By Hannah Torregoza
Senator Christopher “Bong” Go on Sunday (June 14) pushed for the passage of a bill that seeks to provide greater benefits for single parents, saying the immediate enactment of the measure into law will help them cope with the COVID-19 pandemic, which has made solo parenting tougher.
Go was referring to the measure which aims to amend the Solo Parents’ Welfare Act of 2000, noting how the benefits and privileges granted by the existing law is “not sufficient to provide for the needs of the single parents who are both the breadwinner and the caregiver of the family.”
“I am again calling on fellow lawmakers to consider the passage of this proposed law which seeks to provide additional benefits for our single parents. They need it now especially at the time of a COVID-19 pandemic,” Go said in a statement.
“It is the responsibility of the government to ensure there is enough protection for our solo parents who also belong to the vulnerable sectors of our society,” he added.
The passage of the bill into law, he said, would help some 14 million solo parents in the country, and ease the burden of single-handedly raising their children, noting how the crisis has resulted in massive losses of income opportunities for many people.
Other senators who filed the same measure include Senate President Vicente Sotto III and senators Richard Gordon, Risa Hontiveros, Juan Miguel Zubiri, Ramon Revilla, Jr. and Imelda “Imee” Marcos. The bill has been consolidated into Senate Bill No. 1411 under Committee Report No. 69.
The bill provides additional financial assistance designed for poor and indigent solo parents as may be determined by proper government agencies, provided “that any solo parent, regardless of the income bracket or financial status, shall enjoy the benefits under the comprehensive package of social protection services, such as, but not limited to, livelihood opportunities, legal advice and assistance, counseling services, parent effectiveness services, critical incidence stress debriefing, and other social projects.”
Under the bill, employers are also mandated to prioritize solo parents when entering into agreements regarding telecommuting.
Go said this is very timely under the “new normal” now that the country has slowly reopened the economy.
The bill also seeks to provide solo parents other privileges, such as a 20 percent discount for infant formula, food, and food supplements for children ages 0-3 years old; medicine, vaccine, and other medical supplements for children ages 0-22 years old; children’s basic necessities; tuition from kindergarten to college; hospital bills; consultation, laboratory fees, diagnostic fees, etc.; and recreational facilities (if the solo parent and the child are together).
Go also said the bill expanded the definition of solo parent to ensure that more people who are deserving of the benefits can avail of the privileges.

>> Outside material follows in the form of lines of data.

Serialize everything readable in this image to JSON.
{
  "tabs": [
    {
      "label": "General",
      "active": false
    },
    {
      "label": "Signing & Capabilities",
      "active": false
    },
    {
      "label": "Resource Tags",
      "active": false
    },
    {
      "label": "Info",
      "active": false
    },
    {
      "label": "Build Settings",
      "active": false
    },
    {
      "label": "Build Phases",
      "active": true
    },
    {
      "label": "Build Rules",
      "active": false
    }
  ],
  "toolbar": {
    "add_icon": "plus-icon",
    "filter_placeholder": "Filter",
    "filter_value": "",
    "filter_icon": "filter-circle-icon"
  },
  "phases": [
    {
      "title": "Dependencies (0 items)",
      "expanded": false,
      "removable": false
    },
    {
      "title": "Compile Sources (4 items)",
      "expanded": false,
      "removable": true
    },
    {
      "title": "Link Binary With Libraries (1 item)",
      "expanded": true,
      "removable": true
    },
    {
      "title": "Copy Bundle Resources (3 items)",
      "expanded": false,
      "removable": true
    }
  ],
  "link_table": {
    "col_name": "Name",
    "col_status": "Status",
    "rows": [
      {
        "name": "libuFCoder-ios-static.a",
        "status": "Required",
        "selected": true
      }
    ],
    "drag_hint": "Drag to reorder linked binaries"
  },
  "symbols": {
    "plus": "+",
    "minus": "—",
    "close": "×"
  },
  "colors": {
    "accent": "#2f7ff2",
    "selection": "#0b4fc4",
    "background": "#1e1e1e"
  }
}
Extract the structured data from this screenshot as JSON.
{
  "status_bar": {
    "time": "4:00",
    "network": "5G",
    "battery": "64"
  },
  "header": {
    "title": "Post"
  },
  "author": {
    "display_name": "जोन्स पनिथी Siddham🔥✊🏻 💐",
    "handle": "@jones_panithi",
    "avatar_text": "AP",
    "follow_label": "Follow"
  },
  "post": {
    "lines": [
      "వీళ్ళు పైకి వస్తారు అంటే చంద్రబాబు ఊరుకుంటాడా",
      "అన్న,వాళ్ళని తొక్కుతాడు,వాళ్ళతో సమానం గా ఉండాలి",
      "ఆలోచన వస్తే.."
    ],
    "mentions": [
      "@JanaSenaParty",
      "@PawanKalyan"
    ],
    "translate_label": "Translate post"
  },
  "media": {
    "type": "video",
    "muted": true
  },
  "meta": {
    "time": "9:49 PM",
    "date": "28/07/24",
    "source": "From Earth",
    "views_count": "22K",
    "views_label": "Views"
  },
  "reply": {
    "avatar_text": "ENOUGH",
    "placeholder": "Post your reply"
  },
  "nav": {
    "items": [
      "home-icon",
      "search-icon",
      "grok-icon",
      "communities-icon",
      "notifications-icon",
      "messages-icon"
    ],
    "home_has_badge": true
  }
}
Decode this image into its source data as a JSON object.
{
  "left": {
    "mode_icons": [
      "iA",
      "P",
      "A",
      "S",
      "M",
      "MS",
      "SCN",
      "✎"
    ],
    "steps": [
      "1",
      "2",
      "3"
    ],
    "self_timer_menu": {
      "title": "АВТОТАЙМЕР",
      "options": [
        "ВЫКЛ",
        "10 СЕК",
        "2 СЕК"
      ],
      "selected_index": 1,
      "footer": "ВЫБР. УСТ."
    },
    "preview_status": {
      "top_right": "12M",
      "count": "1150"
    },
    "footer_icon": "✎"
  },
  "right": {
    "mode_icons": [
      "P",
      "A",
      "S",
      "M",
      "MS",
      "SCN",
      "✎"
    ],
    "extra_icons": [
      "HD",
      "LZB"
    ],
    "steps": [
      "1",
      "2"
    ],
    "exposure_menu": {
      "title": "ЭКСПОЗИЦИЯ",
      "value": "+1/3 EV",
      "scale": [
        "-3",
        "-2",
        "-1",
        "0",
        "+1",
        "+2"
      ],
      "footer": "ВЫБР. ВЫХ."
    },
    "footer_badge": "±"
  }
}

Under the current law, Go noted solo parents who are covered are only those who have been left solo due to their separation from the spouse or abandonment of the spouse for at least one year.
The bill, he said, seeks to reduce the required time to six months. Moreover, the inclusion of duly recognized foster parents as solo parents is another amendment introduced in the proposed measure.
“I am pushing for these amendments to the existing law to cater to as many solo parents as possible, to help them build a stronger family despite their situation, and to support them as productive members of society,” Go said.